## What the task asks
Scan the lines below for "JSON" and copy the matches.

## Available data

┄┄┄┄┄┄┄┄┄┄

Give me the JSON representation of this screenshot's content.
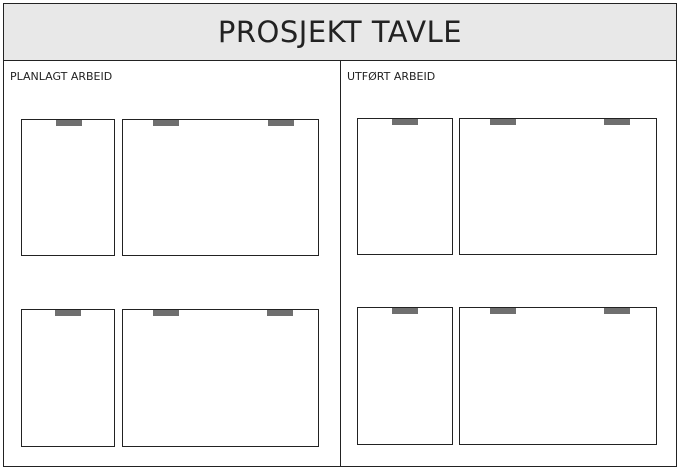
{
  "title": "PROSJEKT TAVLE",
  "columns": {
    "left": {
      "label": "PLANLAGT ARBEID"
    },
    "right": {
      "label": "UTFØRT ARBEID"
    }
  },
  "colors": {
    "title_bar_background": "#e8e8e8",
    "border": "#222222",
    "clip": "#6f6f6f"
  }
}
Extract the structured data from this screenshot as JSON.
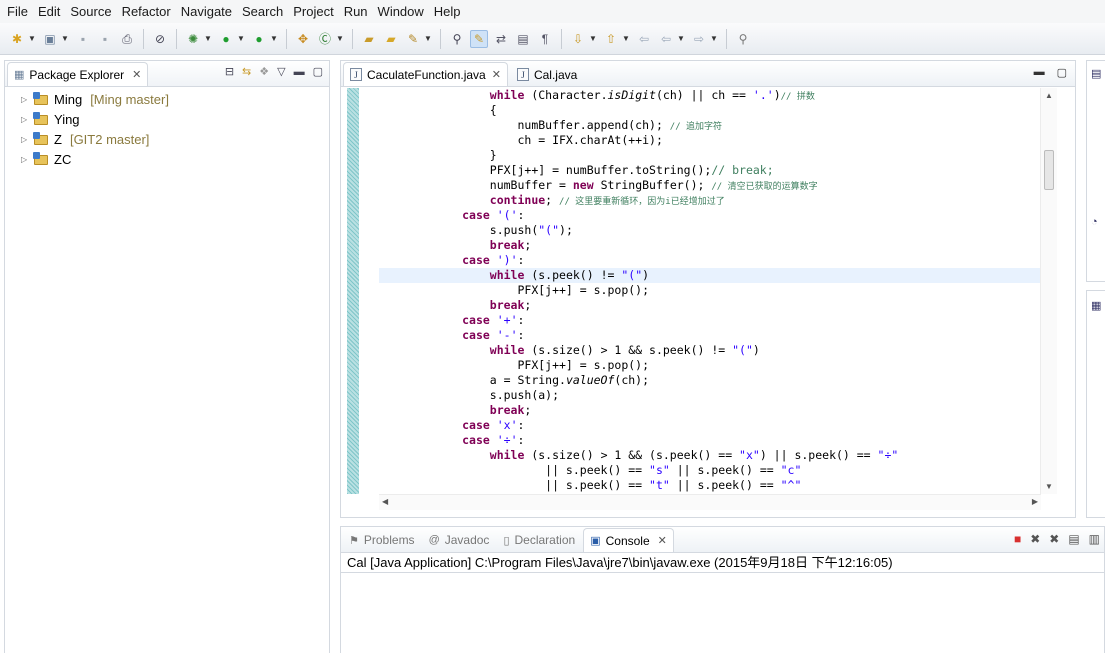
{
  "menu": [
    "File",
    "Edit",
    "Source",
    "Refactor",
    "Navigate",
    "Search",
    "Project",
    "Run",
    "Window",
    "Help"
  ],
  "explorer": {
    "tab_label": "Package Explorer",
    "projects": [
      {
        "name": "Ming",
        "branch": "[Ming master]"
      },
      {
        "name": "Ying",
        "branch": ""
      },
      {
        "name": "Z",
        "branch": "[GIT2 master]"
      },
      {
        "name": "ZC",
        "branch": ""
      }
    ]
  },
  "editor": {
    "tabs": [
      {
        "label": "CaculateFunction.java",
        "active": true
      },
      {
        "label": "Cal.java",
        "active": false
      }
    ]
  },
  "code_lines": [
    "                while (Character.isDigit(ch) || ch == '.')// 拼数",
    "                {",
    "                    numBuffer.append(ch); // 追加字符",
    "                    ch = IFX.charAt(++i);",
    "                }",
    "                PFX[j++] = numBuffer.toString();// break;",
    "                numBuffer = new StringBuffer(); // 清空已获取的运算数字",
    "                continue; // 这里要重新循环，因为i已经增加过了",
    "            case '(':",
    "                s.push(\"(\");",
    "                break;",
    "            case ')':",
    "                while (s.peek() != \"(\")",
    "                    PFX[j++] = s.pop();",
    "                break;",
    "            case '+':",
    "            case '-':",
    "                while (s.size() > 1 && s.peek() != \"(\")",
    "                    PFX[j++] = s.pop();",
    "                a = String.valueOf(ch);",
    "                s.push(a);",
    "                break;",
    "            case 'x':",
    "            case '÷':",
    "                while (s.size() > 1 && (s.peek() == \"x\") || s.peek() == \"÷\"",
    "                        || s.peek() == \"s\" || s.peek() == \"c\"",
    "                        || s.peek() == \"t\" || s.peek() == \"^\""
  ],
  "console": {
    "tabs": [
      {
        "label": "Problems",
        "icon": "problems-icon"
      },
      {
        "label": "Javadoc",
        "icon": "javadoc-icon"
      },
      {
        "label": "Declaration",
        "icon": "declaration-icon"
      },
      {
        "label": "Console",
        "icon": "console-icon"
      }
    ],
    "status": "Cal [Java Application] C:\\Program Files\\Java\\jre7\\bin\\javaw.exe (2015年9月18日 下午12:16:05)"
  },
  "colors": {
    "keyword": "#7f0055",
    "string": "#2a00ff",
    "comment": "#3f7f5f",
    "current_line": "#e8f2fe"
  }
}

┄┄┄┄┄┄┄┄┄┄

## Response box
Give me the JSON representation of this screenshot's content.
Extract the structured data from this screenshot as JSON.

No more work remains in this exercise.